The minister responsible for Municipal and Community Affairs (MACA) and the NWT Housing Corporation has made a habit of effectively ignoring reasonable and timely requests from NWT communities and fellow MLAs.
This has led to unreasonable delays in emergency assistance for Fort Simpson and, in another case, a federal funding denial for a transitional housing project in Yellowknife.
While students were able to return to school in Fort Simpson after flood waters receded last week, MACA still hadn’t assessed the damage.
Meanwhile, News/North reported on May 21 that Mayor Sean Whelly said he’s less than impressed with the slow response from the territory.
He said he’s calling on the territorial government to “step up,” “put their money where their mouth is,” and “stand by their commitment to do the work.”
“We knew the flooding was coming and they still didn’t have an assessor around.”
As for financial aid, Whelly said he and his community still don’t have answers on how they would apply for funding from Minister Paulie Chinna’s department.
This is not the first time a municipal leader has called out the minister for inaction. Yellowknife Mayor Rebecca Alty took to Facebook in February 2020 to express her frustration that a Yellowknife housing deal was in the wood chipper after the city and the housing corporation had already hammered out the details.
Basically, Chinna’s department failed to voice support for the project, which would have provided 42 transitional housing units to support Yellowknife residents experiencing homelessness.
MACA came under fire on March 31, when MLA Rocky Simpson tried, albeit unsuccessfully, to extract details of the department’s plans for flood response and relief.
Chinna responded by noting, “the Town of Hay River experienced this just last spring,” and then, “I was briefed at my last briefing … that they (the Town of Hay River) were working on a federal application for the disaster fund to work with those affected residents by the high water levels.”
Simpson replied: “I think she misunderstood my question; it was what they are doing for breakup this year.”
He referenced the lack of support from the department, financial and otherwise, when parts of Hay River flooded last year, asking:
“Can we expect the same treatment, or are we going to show some compassion if the same thing happens during breakup?”
Chinna only pointed back at the Town of Hay River, saying, “the application for federal aid was supposed to be submitted.”

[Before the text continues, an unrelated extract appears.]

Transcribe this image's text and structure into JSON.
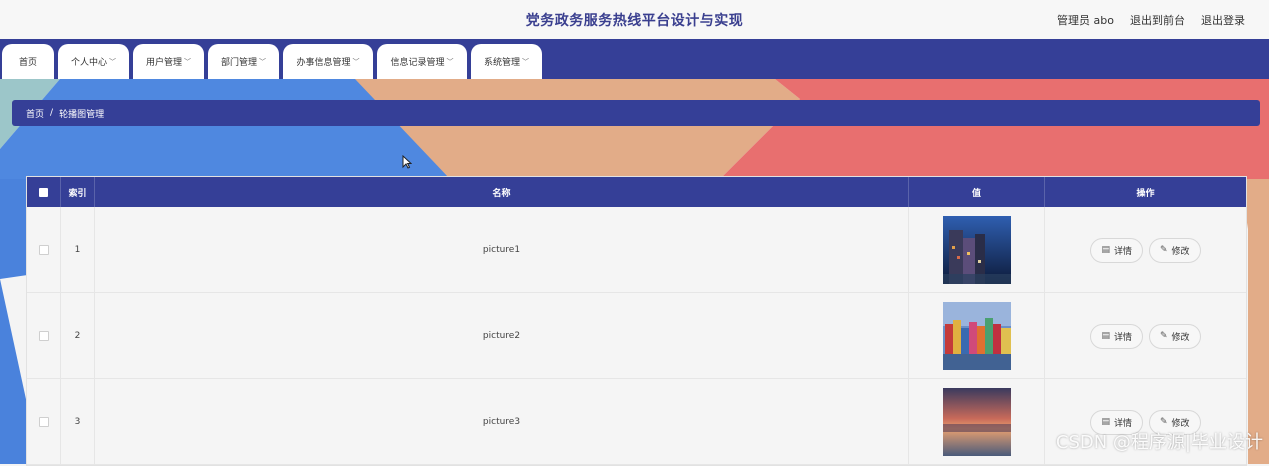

When pressed by Simpson for specifics on whether MACA personnel would be present at breakup to ensure that decisions are timely and support would be there, Chinna said only that her staff would provide assistance from the department’s regional office in Hay River.
Fast forward to recent flooding in the Deh Cho, where in Fort Simpson, children returned to school without MACA first assessing the damage.
None of these events were a surprise.
MACA has had financial relief for potential flood victims for this year on the books since February 2021. That’s when it released the updated Community Government, Small Business and Resident Guide for its Disaster Assistance Policy.
The document details MACA’s intent to take responsibility for providing flood-related financial aid but falls short of explaining exactly how residents can access funds, indicating only that the MACA regional superintendent will act as the point of contact. “Claim forms and submission contacts and deadlines will be made available,” it states.
As of press time, the only response from either department under Chinna’s leadership has been from a MACA spokesperson.
Jay Boast, spokesperson for MACA, stated that an information package on disaster assistance had been shared with communities. He said that MACA struck a recovery disaster assistance committee “which will engage impacted communities in the coming days and that community representatives from the emergency management organization are in regular contact with GNWT.”
It was not a good look to see Chinna struggling to answer the questions of MLAs on a critical file, again. Based on the frustration they and other elected leaders like Whelly have shown, it is clear the ministerial level is far from the only place in the MACA apparatus with communications breakdowns.
The residents of the NWT displaced by flooding and the politicians elected to represent them deserve more than a redux of Chinna’s bumbled response to the Yellowknife housing proposal.
There is too much important work to be done this summer – remember the plan to build dozens of public housing units before the snow flies in communities across the NWT – for our leadership to be scrambling for answers.